**WHAT YOU HAVE TO DO**
Apart from the images, reproduce all of the data word for word.
◆ ◆ ◆ ◆ ◆ ◆ ◆
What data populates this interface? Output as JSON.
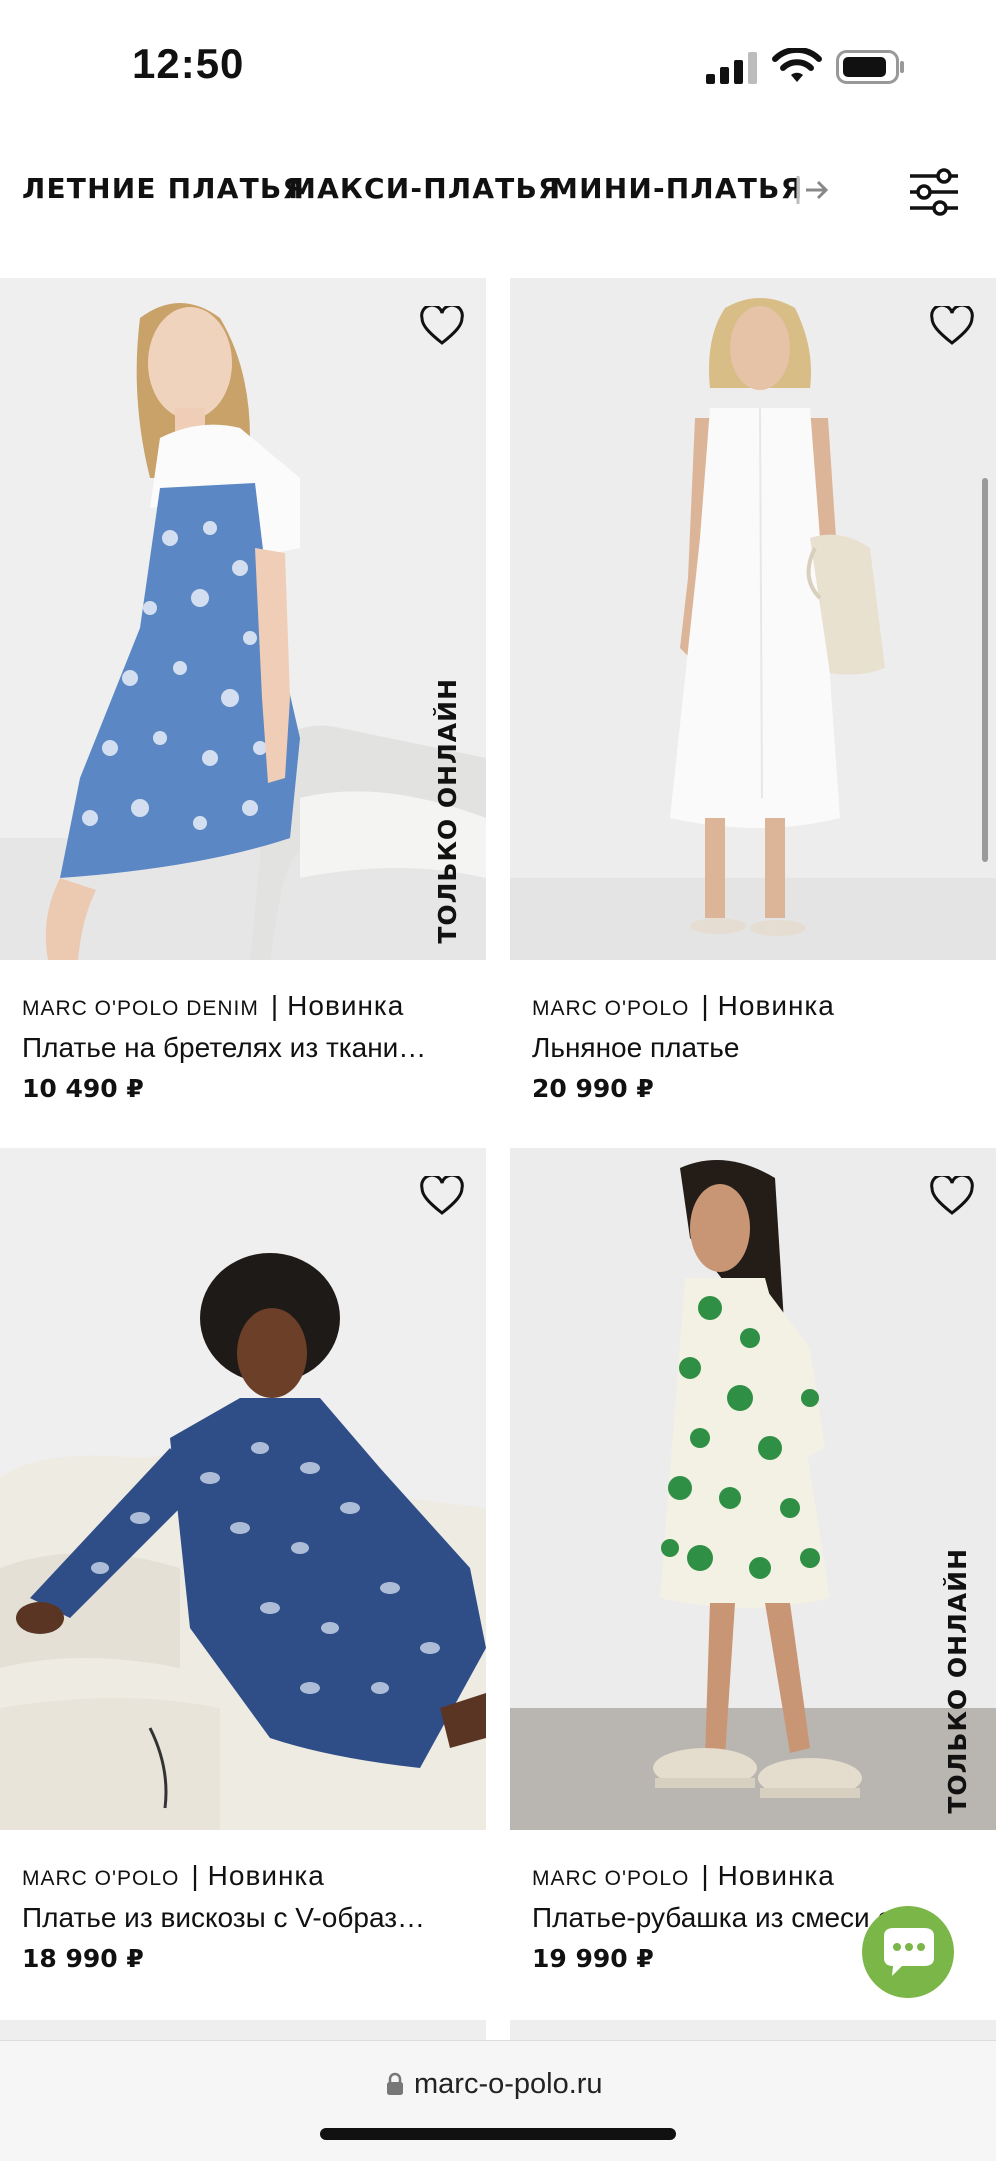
{
  "status_bar": {
    "time": "12:50"
  },
  "categories": [
    "ЛЕТНИЕ ПЛАТЬЯ",
    "МАКСИ-ПЛАТЬЯ",
    "МИНИ-ПЛАТЬЯ"
  ],
  "products": [
    {
      "brand": "MARC O'POLO DENIM",
      "separator": "|",
      "tag": "Новинка",
      "title": "Платье на бретелях из ткани…",
      "price": "10 490 ₽",
      "badge": "ТОЛЬКО ОНЛАЙН",
      "favorite": false
    },
    {
      "brand": "MARC O'POLO",
      "separator": "|",
      "tag": "Новинка",
      "title": "Льняное платье",
      "price": "20 990 ₽",
      "badge": "",
      "favorite": false
    },
    {
      "brand": "MARC O'POLO",
      "separator": "|",
      "tag": "Новинка",
      "title": "Платье из вискозы с V-образ…",
      "price": "18 990 ₽",
      "badge": "",
      "favorite": false
    },
    {
      "brand": "MARC O'POLO",
      "separator": "|",
      "tag": "Новинка",
      "title": "Платье-рубашка из смеси ор…",
      "price": "19 990 ₽",
      "badge": "ТОЛЬКО ОНЛАЙН",
      "favorite": false
    }
  ],
  "address_bar": {
    "url": "marc-o-polo.ru"
  },
  "colors": {
    "accent_chat": "#7ab648",
    "text": "#111111"
  },
  "icons": [
    "cellular-signal-icon",
    "wifi-icon",
    "battery-icon",
    "arrow-right-icon",
    "filter-sliders-icon",
    "heart-icon",
    "chat-icon",
    "lock-icon"
  ]
}
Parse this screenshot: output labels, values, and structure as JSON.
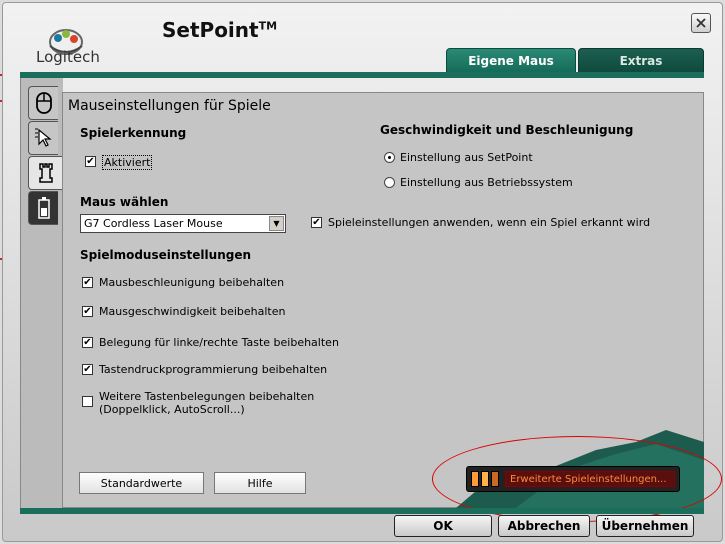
{
  "app": {
    "brand": "Logitech",
    "title": "SetPoint",
    "trademark": "TM"
  },
  "tabs": [
    {
      "label": "Eigene Maus",
      "active": true
    },
    {
      "label": "Extras",
      "active": false
    }
  ],
  "side_tabs": [
    {
      "icon": "mouse-icon"
    },
    {
      "icon": "pointer-icon"
    },
    {
      "icon": "chess-rook-icon",
      "active": true
    },
    {
      "icon": "battery-icon"
    }
  ],
  "page": {
    "heading": "Mauseinstellungen für Spiele",
    "detection": {
      "title": "Spielerkennung",
      "enabled_label": "Aktiviert",
      "enabled": true
    },
    "speed": {
      "title": "Geschwindigkeit und Beschleunigung",
      "options": [
        {
          "label": "Einstellung aus SetPoint",
          "selected": true
        },
        {
          "label": "Einstellung aus Betriebssystem",
          "selected": false
        }
      ]
    },
    "mouse_select": {
      "title": "Maus wählen",
      "value": "G7 Cordless Laser Mouse"
    },
    "apply_game": {
      "label": "Spieleinstellungen anwenden, wenn ein Spiel erkannt wird",
      "checked": true
    },
    "modes": {
      "title": "Spielmoduseinstellungen",
      "items": [
        {
          "label": "Mausbeschleunigung beibehalten",
          "checked": true
        },
        {
          "label": "Mausgeschwindigkeit beibehalten",
          "checked": true
        },
        {
          "label": "Belegung für linke/rechte Taste beibehalten",
          "checked": true
        },
        {
          "label": "Tastendruckprogrammierung beibehalten",
          "checked": true
        },
        {
          "label": "Weitere Tastenbelegungen beibehalten (Doppelklick, AutoScroll...)",
          "checked": false
        }
      ]
    },
    "defaults_button": "Standardwerte",
    "help_button": "Hilfe",
    "advanced_button": "Erweiterte Spieleinstellungen..."
  },
  "footer": {
    "ok": "OK",
    "cancel": "Abbrechen",
    "apply": "Übernehmen"
  },
  "colors": {
    "tab_active": "#1f7a66",
    "advanced_text": "#ff8a3a",
    "highlight_ellipse": "#dd0000"
  }
}
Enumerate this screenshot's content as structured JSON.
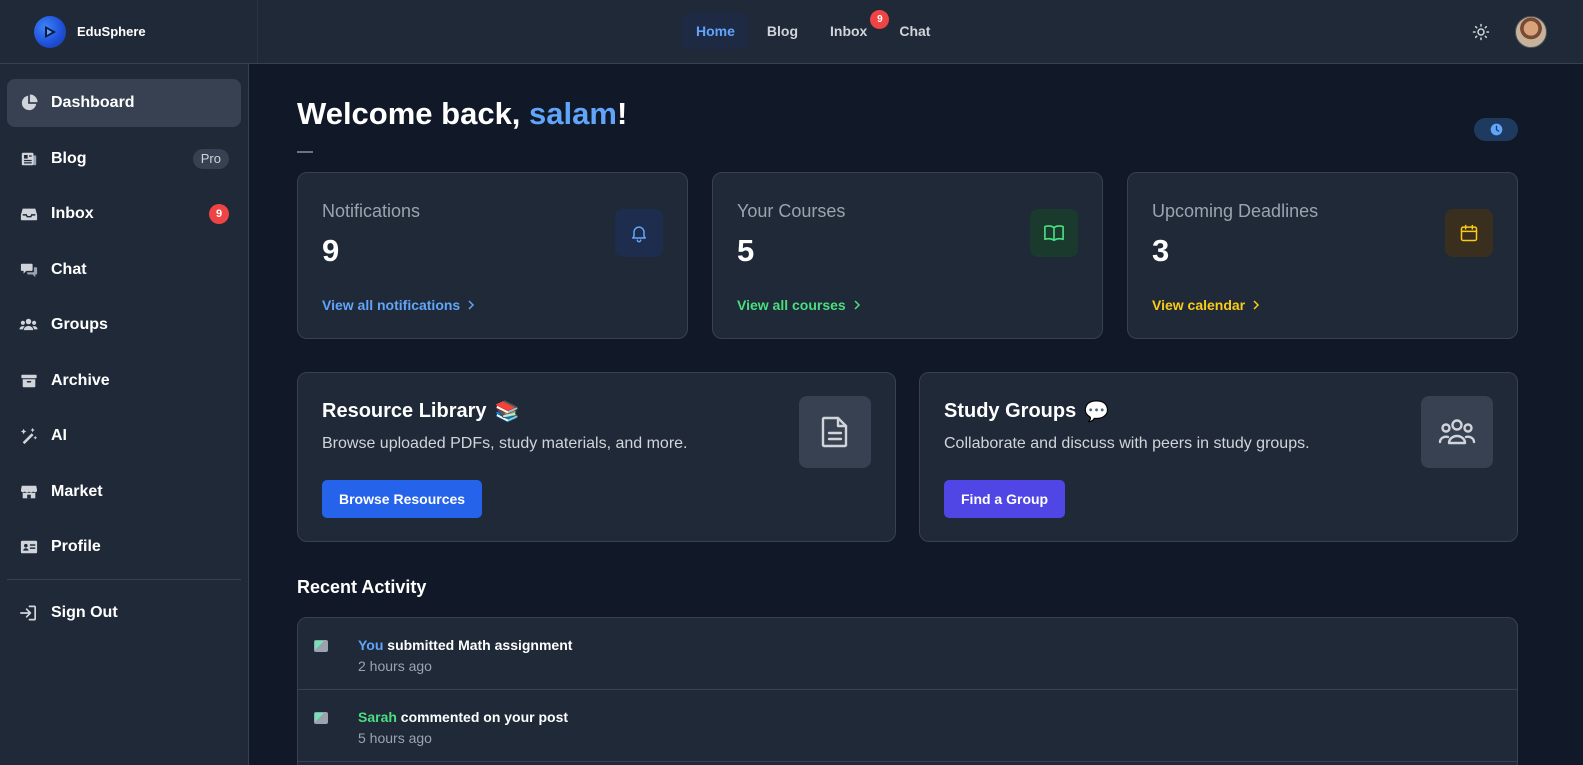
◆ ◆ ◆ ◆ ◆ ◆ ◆
**SOLUTION TO THIS TASK**
What data populates this interface? Output as JSON.
{
  "status_bar": {
    "time": "12:50"
  },
  "categories": [
    "ЛЕТНИЕ ПЛАТЬЯ",
    "МАКСИ-ПЛАТЬЯ",
    "МИНИ-ПЛАТЬЯ"
  ],
  "products": [
    {
      "brand": "MARC O'POLO DENIM",
      "separator": "|",
      "tag": "Новинка",
      "title": "Платье на бретелях из ткани…",
      "price": "10 490 ₽",
      "badge": "ТОЛЬКО ОНЛАЙН",
      "favorite": false
    },
    {
      "brand": "MARC O'POLO",
      "separator": "|",
      "tag": "Новинка",
      "title": "Льняное платье",
      "price": "20 990 ₽",
      "badge": "",
      "favorite": false
    },
    {
      "brand": "MARC O'POLO",
      "separator": "|",
      "tag": "Новинка",
      "title": "Платье из вискозы с V-образ…",
      "price": "18 990 ₽",
      "badge": "",
      "favorite": false
    },
    {
      "brand": "MARC O'POLO",
      "separator": "|",
      "tag": "Новинка",
      "title": "Платье-рубашка из смеси ор…",
      "price": "19 990 ₽",
      "badge": "ТОЛЬКО ОНЛАЙН",
      "favorite": false
    }
  ],
  "address_bar": {
    "url": "marc-o-polo.ru"
  },
  "colors": {
    "accent_chat": "#7ab648",
    "text": "#111111"
  },
  "icons": [
    "cellular-signal-icon",
    "wifi-icon",
    "battery-icon",
    "arrow-right-icon",
    "filter-sliders-icon",
    "heart-icon",
    "chat-icon",
    "lock-icon"
  ]
}
Parse this screenshot: output labels, values, and structure as JSON.
{
  "app": {
    "brand": "Logitech",
    "title": "SetPoint",
    "trademark": "TM"
  },
  "tabs": [
    {
      "label": "Eigene Maus",
      "active": true
    },
    {
      "label": "Extras",
      "active": false
    }
  ],
  "side_tabs": [
    {
      "icon": "mouse-icon"
    },
    {
      "icon": "pointer-icon"
    },
    {
      "icon": "chess-rook-icon",
      "active": true
    },
    {
      "icon": "battery-icon"
    }
  ],
  "page": {
    "heading": "Mauseinstellungen für Spiele",
    "detection": {
      "title": "Spielerkennung",
      "enabled_label": "Aktiviert",
      "enabled": true
    },
    "speed": {
      "title": "Geschwindigkeit und Beschleunigung",
      "options": [
        {
          "label": "Einstellung aus SetPoint",
          "selected": true
        },
        {
          "label": "Einstellung aus Betriebssystem",
          "selected": false
        }
      ]
    },
    "mouse_select": {
      "title": "Maus wählen",
      "value": "G7 Cordless Laser Mouse"
    },
    "apply_game": {
      "label": "Spieleinstellungen anwenden, wenn ein Spiel erkannt wird",
      "checked": true
    },
    "modes": {
      "title": "Spielmoduseinstellungen",
      "items": [
        {
          "label": "Mausbeschleunigung beibehalten",
          "checked": true
        },
        {
          "label": "Mausgeschwindigkeit beibehalten",
          "checked": true
        },
        {
          "label": "Belegung für linke/rechte Taste beibehalten",
          "checked": true
        },
        {
          "label": "Tastendruckprogrammierung beibehalten",
          "checked": true
        },
        {
          "label": "Weitere Tastenbelegungen beibehalten (Doppelklick, AutoScroll...)",
          "checked": false
        }
      ]
    },
    "defaults_button": "Standardwerte",
    "help_button": "Hilfe",
    "advanced_button": "Erweiterte Spieleinstellungen..."
  },
  "footer": {
    "ok": "OK",
    "cancel": "Abbrechen",
    "apply": "Übernehmen"
  },
  "colors": {
    "tab_active": "#1f7a66",
    "advanced_text": "#ff8a3a",
    "highlight_ellipse": "#dd0000"
  }
}
Enumerate this screenshot's content as structured JSON.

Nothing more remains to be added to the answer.